§ WORK TASK:
Whenever an image turns up, omit it and return the remaining data exactly.

§ LISTED RECORDS:
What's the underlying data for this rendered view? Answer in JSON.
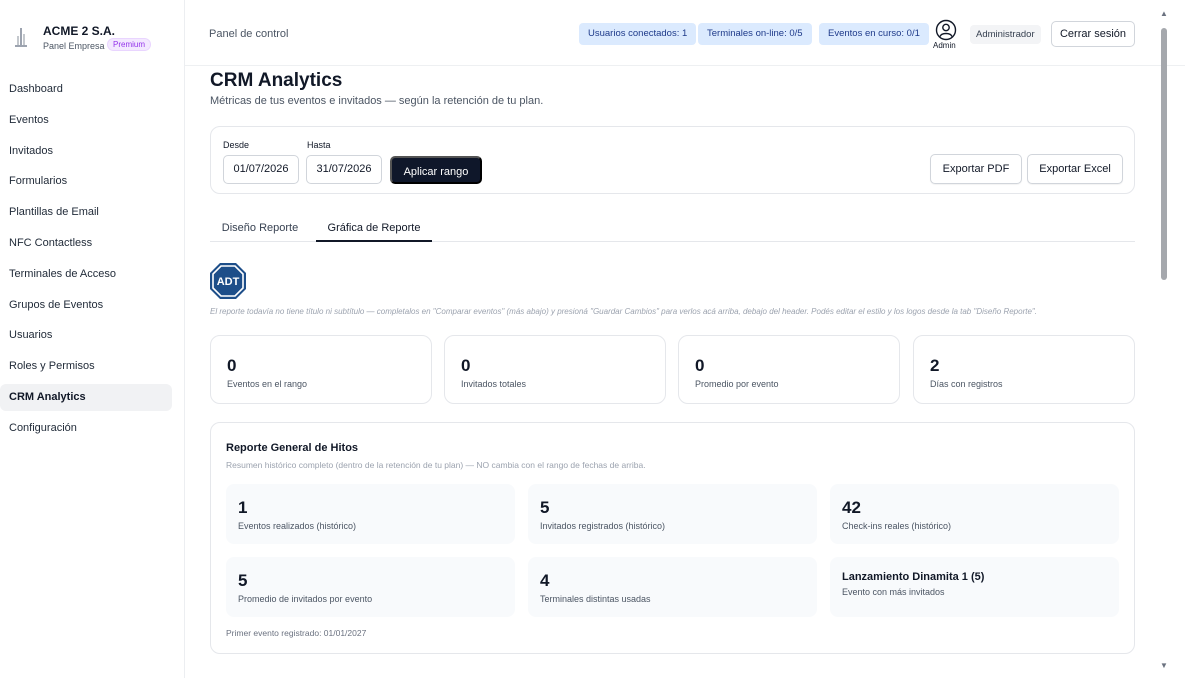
{
  "brand": {
    "name": "ACME 2 S.A.",
    "subtitle": "Panel Empresa",
    "badge": "Premium"
  },
  "sidebar": {
    "items": [
      {
        "label": "Dashboard",
        "active": false
      },
      {
        "label": "Eventos",
        "active": false
      },
      {
        "label": "Invitados",
        "active": false
      },
      {
        "label": "Formularios",
        "active": false
      },
      {
        "label": "Plantillas de Email",
        "active": false
      },
      {
        "label": "NFC Contactless",
        "active": false
      },
      {
        "label": "Terminales de Acceso",
        "active": false
      },
      {
        "label": "Grupos de Eventos",
        "active": false
      },
      {
        "label": "Usuarios",
        "active": false
      },
      {
        "label": "Roles y Permisos",
        "active": false
      },
      {
        "label": "CRM Analytics",
        "active": true
      },
      {
        "label": "Configuración",
        "active": false
      }
    ]
  },
  "header": {
    "title": "Panel de control",
    "pills": {
      "users": "Usuarios conectados: 1",
      "terminals": "Terminales on-line: 0/5",
      "events": "Eventos en curso: 0/1"
    },
    "admin_label": "Admin",
    "role": "Administrador",
    "logout": "Cerrar sesión"
  },
  "page": {
    "title": "CRM Analytics",
    "subtitle": "Métricas de tus eventos e invitados — según la retención de tu plan."
  },
  "range": {
    "from_label": "Desde",
    "from_value": "01/07/2026",
    "to_label": "Hasta",
    "to_value": "31/07/2026",
    "apply": "Aplicar rango",
    "export_pdf": "Exportar PDF",
    "export_excel": "Exportar Excel"
  },
  "tabs": [
    {
      "label": "Diseño Reporte",
      "active": false
    },
    {
      "label": "Gráfica de Reporte",
      "active": true
    }
  ],
  "report": {
    "logo_text": "ADT",
    "note": "El reporte todavía no tiene título ni subtítulo — completalos en \"Comparar eventos\" (más abajo) y presioná \"Guardar Cambios\" para verlos acá arriba, debajo del header. Podés editar el estilo y los logos desde la tab \"Diseño Reporte\"."
  },
  "stats": [
    {
      "value": "0",
      "label": "Eventos en el rango"
    },
    {
      "value": "0",
      "label": "Invitados totales"
    },
    {
      "value": "0",
      "label": "Promedio por evento"
    },
    {
      "value": "2",
      "label": "Días con registros"
    }
  ],
  "hitos": {
    "title": "Reporte General de Hitos",
    "subtitle": "Resumen histórico completo (dentro de la retención de tu plan) — NO cambia con el rango de fechas de arriba.",
    "items": [
      {
        "value": "1",
        "label": "Eventos realizados (histórico)"
      },
      {
        "value": "5",
        "label": "Invitados registrados (histórico)"
      },
      {
        "value": "42",
        "label": "Check-ins reales (histórico)"
      },
      {
        "value": "5",
        "label": "Promedio de invitados por evento"
      },
      {
        "value": "4",
        "label": "Terminales distintas usadas"
      },
      {
        "value": "Lanzamiento Dinamita 1 (5)",
        "label": "Evento con más invitados"
      }
    ],
    "footer": "Primer evento registrado: 01/01/2027"
  },
  "colors": {
    "accent_dark": "#0f172a",
    "pill_bg": "#dbeafe",
    "premium": "#9333ea",
    "adt_blue": "#1d4e89"
  },
  "icons": {
    "brand": "building-icon",
    "admin": "user-circle-icon",
    "report_logo": "adt-octagon-icon"
  }
}
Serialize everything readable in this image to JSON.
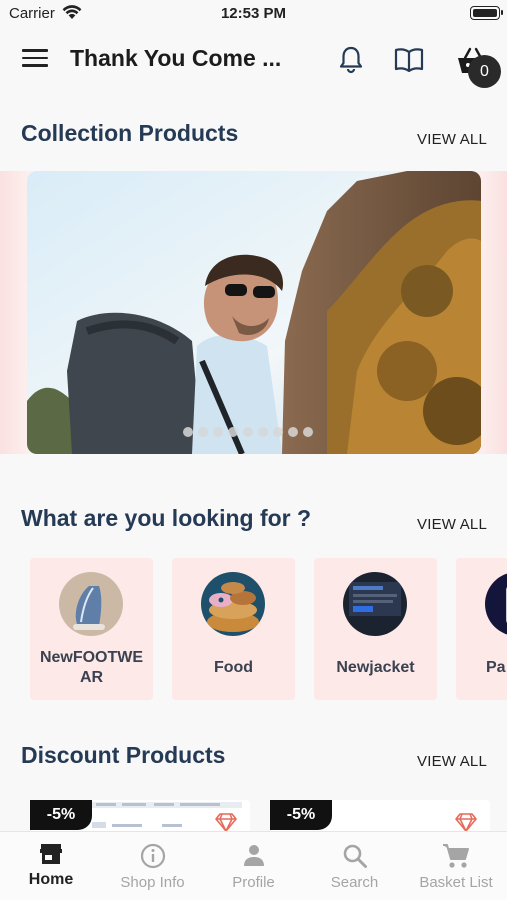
{
  "status_bar": {
    "carrier": "Carrier",
    "time": "12:53 PM"
  },
  "app_bar": {
    "title": "Thank You Come ...",
    "cart_count": "0"
  },
  "collection": {
    "title": "Collection Products",
    "view_all": "VIEW ALL",
    "slide_count": 9,
    "active_slide": 0
  },
  "categories": {
    "title": "What are you looking for ?",
    "view_all": "VIEW ALL",
    "items": [
      {
        "label": "NewFOOTWE\nAR",
        "icon": "shoe-image"
      },
      {
        "label": "Food",
        "icon": "donuts-image"
      },
      {
        "label": "Newjacket",
        "icon": "screen-image"
      },
      {
        "label": "Pa",
        "icon": "device-image"
      }
    ]
  },
  "discount": {
    "title": "Discount Products",
    "view_all": "VIEW ALL",
    "items": [
      {
        "badge": "-5%"
      },
      {
        "badge": "-5%"
      }
    ]
  },
  "tab_bar": {
    "active_color": "#222222",
    "inactive_color": "#a5a5a5",
    "items": [
      {
        "label": "Home",
        "icon": "store-icon",
        "active": true
      },
      {
        "label": "Shop Info",
        "icon": "info-icon",
        "active": false
      },
      {
        "label": "Profile",
        "icon": "person-icon",
        "active": false
      },
      {
        "label": "Search",
        "icon": "search-icon",
        "active": false
      },
      {
        "label": "Basket List",
        "icon": "cart-icon",
        "active": false
      }
    ]
  }
}
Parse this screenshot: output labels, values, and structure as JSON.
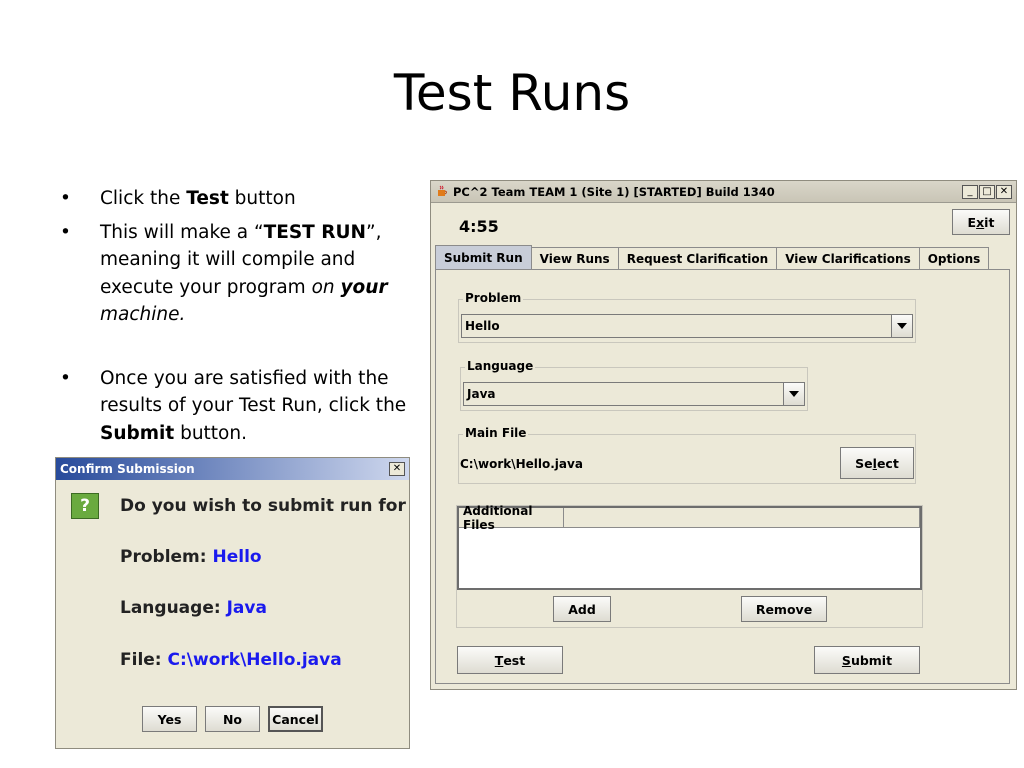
{
  "slide": {
    "title": "Test Runs",
    "bullets": [
      {
        "pre": "Click the ",
        "bold1": "Test",
        "post": " button"
      },
      {
        "pre": "This will make a “",
        "bold1": "TEST RUN",
        "mid": "”, meaning it will compile and execute your program ",
        "italic": "on ",
        "bolditalic": "your",
        "post": " machine."
      },
      {
        "pre": "Once you are satisfied with the results of your Test Run, click the ",
        "bold1": "Submit",
        "post": " button."
      }
    ]
  },
  "main_window": {
    "title": "PC^2 Team TEAM 1 (Site 1) [STARTED] Build 1340",
    "clock": "4:55",
    "exit_label": {
      "pre": "E",
      "mn": "x",
      "post": "it"
    },
    "tabs": [
      "Submit Run",
      "View Runs",
      "Request Clarification",
      "View Clarifications",
      "Options"
    ],
    "problem": {
      "label": "Problem",
      "value": "Hello"
    },
    "language": {
      "label": "Language",
      "value": "Java"
    },
    "main_file": {
      "label": "Main File",
      "path": "C:\\work\\Hello.java",
      "select_label": {
        "pre": "Se",
        "mn": "l",
        "post": "ect"
      }
    },
    "additional_files": {
      "header": "Additional Files",
      "add_label": "Add",
      "remove_label": "Remove"
    },
    "test_label": {
      "mn": "T",
      "post": "est"
    },
    "submit_label": {
      "mn": "S",
      "post": "ubmit"
    }
  },
  "dialog": {
    "title": "Confirm Submission",
    "question": "Do you wish to submit run for",
    "problem_label": "Problem: ",
    "problem_value": "Hello",
    "language_label": "Language: ",
    "language_value": "Java",
    "file_label": "File: ",
    "file_value": "C:\\work\\Hello.java",
    "yes_label": "Yes",
    "no_label": "No",
    "cancel_label": "Cancel"
  }
}
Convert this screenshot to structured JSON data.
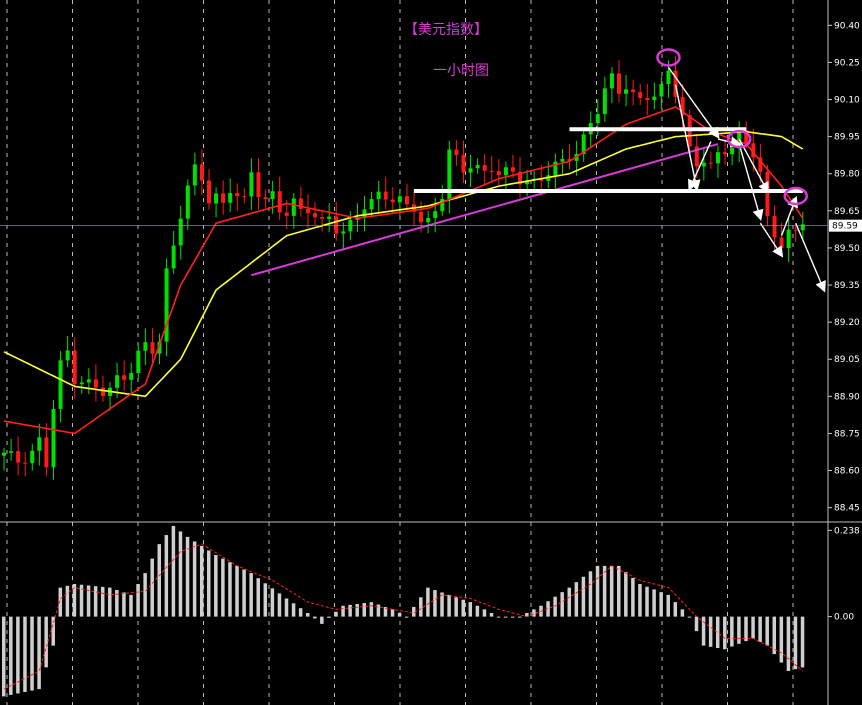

§ TASK ANSWER:
What's the underlying data for this rendered view? Answer in JSON.
{
  "brand": {
    "name": "ACME 2 S.A.",
    "subtitle": "Panel Empresa",
    "badge": "Premium"
  },
  "sidebar": {
    "items": [
      {
        "label": "Dashboard",
        "active": false
      },
      {
        "label": "Eventos",
        "active": false
      },
      {
        "label": "Invitados",
        "active": false
      },
      {
        "label": "Formularios",
        "active": false
      },
      {
        "label": "Plantillas de Email",
        "active": false
      },
      {
        "label": "NFC Contactless",
        "active": false
      },
      {
        "label": "Terminales de Acceso",
        "active": false
      },
      {
        "label": "Grupos de Eventos",
        "active": false
      },
      {
        "label": "Usuarios",
        "active": false
      },
      {
        "label": "Roles y Permisos",
        "active": false
      },
      {
        "label": "CRM Analytics",
        "active": true
      },
      {
        "label": "Configuración",
        "active": false
      }
    ]
  },
  "header": {
    "title": "Panel de control",
    "pills": {
      "users": "Usuarios conectados: 1",
      "terminals": "Terminales on-line: 0/5",
      "events": "Eventos en curso: 0/1"
    },
    "admin_label": "Admin",
    "role": "Administrador",
    "logout": "Cerrar sesión"
  },
  "page": {
    "title": "CRM Analytics",
    "subtitle": "Métricas de tus eventos e invitados — según la retención de tu plan."
  },
  "range": {
    "from_label": "Desde",
    "from_value": "01/07/2026",
    "to_label": "Hasta",
    "to_value": "31/07/2026",
    "apply": "Aplicar rango",
    "export_pdf": "Exportar PDF",
    "export_excel": "Exportar Excel"
  },
  "tabs": [
    {
      "label": "Diseño Reporte",
      "active": false
    },
    {
      "label": "Gráfica de Reporte",
      "active": true
    }
  ],
  "report": {
    "logo_text": "ADT",
    "note": "El reporte todavía no tiene título ni subtítulo — completalos en \"Comparar eventos\" (más abajo) y presioná \"Guardar Cambios\" para verlos acá arriba, debajo del header. Podés editar el estilo y los logos desde la tab \"Diseño Reporte\"."
  },
  "stats": [
    {
      "value": "0",
      "label": "Eventos en el rango"
    },
    {
      "value": "0",
      "label": "Invitados totales"
    },
    {
      "value": "0",
      "label": "Promedio por evento"
    },
    {
      "value": "2",
      "label": "Días con registros"
    }
  ],
  "hitos": {
    "title": "Reporte General de Hitos",
    "subtitle": "Resumen histórico completo (dentro de la retención de tu plan) — NO cambia con el rango de fechas de arriba.",
    "items": [
      {
        "value": "1",
        "label": "Eventos realizados (histórico)"
      },
      {
        "value": "5",
        "label": "Invitados registrados (histórico)"
      },
      {
        "value": "42",
        "label": "Check-ins reales (histórico)"
      },
      {
        "value": "5",
        "label": "Promedio de invitados por evento"
      },
      {
        "value": "4",
        "label": "Terminales distintas usadas"
      },
      {
        "value": "Lanzamiento Dinamita 1 (5)",
        "label": "Evento con más invitados"
      }
    ],
    "footer": "Primer evento registrado: 01/01/2027"
  },
  "colors": {
    "accent_dark": "#0f172a",
    "pill_bg": "#dbeafe",
    "premium": "#9333ea",
    "adt_blue": "#1d4e89"
  },
  "icons": {
    "brand": "building-icon",
    "admin": "user-circle-icon",
    "report_logo": "adt-octagon-icon"
  }
}
Serialize everything readable in this image to JSON.
{
  "status_bar": {
    "carrier": "Carrier",
    "time": "12:53 PM"
  },
  "app_bar": {
    "title": "Thank You Come ...",
    "cart_count": "0"
  },
  "collection": {
    "title": "Collection Products",
    "view_all": "VIEW ALL",
    "slide_count": 9,
    "active_slide": 0
  },
  "categories": {
    "title": "What are you looking for ?",
    "view_all": "VIEW ALL",
    "items": [
      {
        "label": "NewFOOTWE\nAR",
        "icon": "shoe-image"
      },
      {
        "label": "Food",
        "icon": "donuts-image"
      },
      {
        "label": "Newjacket",
        "icon": "screen-image"
      },
      {
        "label": "Pa",
        "icon": "device-image"
      }
    ]
  },
  "discount": {
    "title": "Discount Products",
    "view_all": "VIEW ALL",
    "items": [
      {
        "badge": "-5%"
      },
      {
        "badge": "-5%"
      }
    ]
  },
  "tab_bar": {
    "active_color": "#222222",
    "inactive_color": "#a5a5a5",
    "items": [
      {
        "label": "Home",
        "icon": "store-icon",
        "active": true
      },
      {
        "label": "Shop Info",
        "icon": "info-icon",
        "active": false
      },
      {
        "label": "Profile",
        "icon": "person-icon",
        "active": false
      },
      {
        "label": "Search",
        "icon": "search-icon",
        "active": false
      },
      {
        "label": "Basket List",
        "icon": "cart-icon",
        "active": false
      }
    ]
  }
}
Parse this screenshot: output labels, values, and structure as JSON.
{
  "slide": {
    "title": "Test Runs",
    "bullets": [
      {
        "pre": "Click the ",
        "bold1": "Test",
        "post": " button"
      },
      {
        "pre": "This will make a “",
        "bold1": "TEST RUN",
        "mid": "”, meaning it will compile and execute your program ",
        "italic": "on ",
        "bolditalic": "your",
        "post": " machine."
      },
      {
        "pre": "Once you are satisfied with the results of your Test Run, click the ",
        "bold1": "Submit",
        "post": " button."
      }
    ]
  },
  "main_window": {
    "title": "PC^2 Team TEAM 1 (Site 1) [STARTED] Build 1340",
    "clock": "4:55",
    "exit_label": {
      "pre": "E",
      "mn": "x",
      "post": "it"
    },
    "tabs": [
      "Submit Run",
      "View Runs",
      "Request Clarification",
      "View Clarifications",
      "Options"
    ],
    "problem": {
      "label": "Problem",
      "value": "Hello"
    },
    "language": {
      "label": "Language",
      "value": "Java"
    },
    "main_file": {
      "label": "Main File",
      "path": "C:\\work\\Hello.java",
      "select_label": {
        "pre": "Se",
        "mn": "l",
        "post": "ect"
      }
    },
    "additional_files": {
      "header": "Additional Files",
      "add_label": "Add",
      "remove_label": "Remove"
    },
    "test_label": {
      "mn": "T",
      "post": "est"
    },
    "submit_label": {
      "mn": "S",
      "post": "ubmit"
    }
  },
  "dialog": {
    "title": "Confirm Submission",
    "question": "Do you wish to submit run for",
    "problem_label": "Problem: ",
    "problem_value": "Hello",
    "language_label": "Language: ",
    "language_value": "Java",
    "file_label": "File: ",
    "file_value": "C:\\work\\Hello.java",
    "yes_label": "Yes",
    "no_label": "No",
    "cancel_label": "Cancel"
  }
}
Convert this screenshot to structured JSON data.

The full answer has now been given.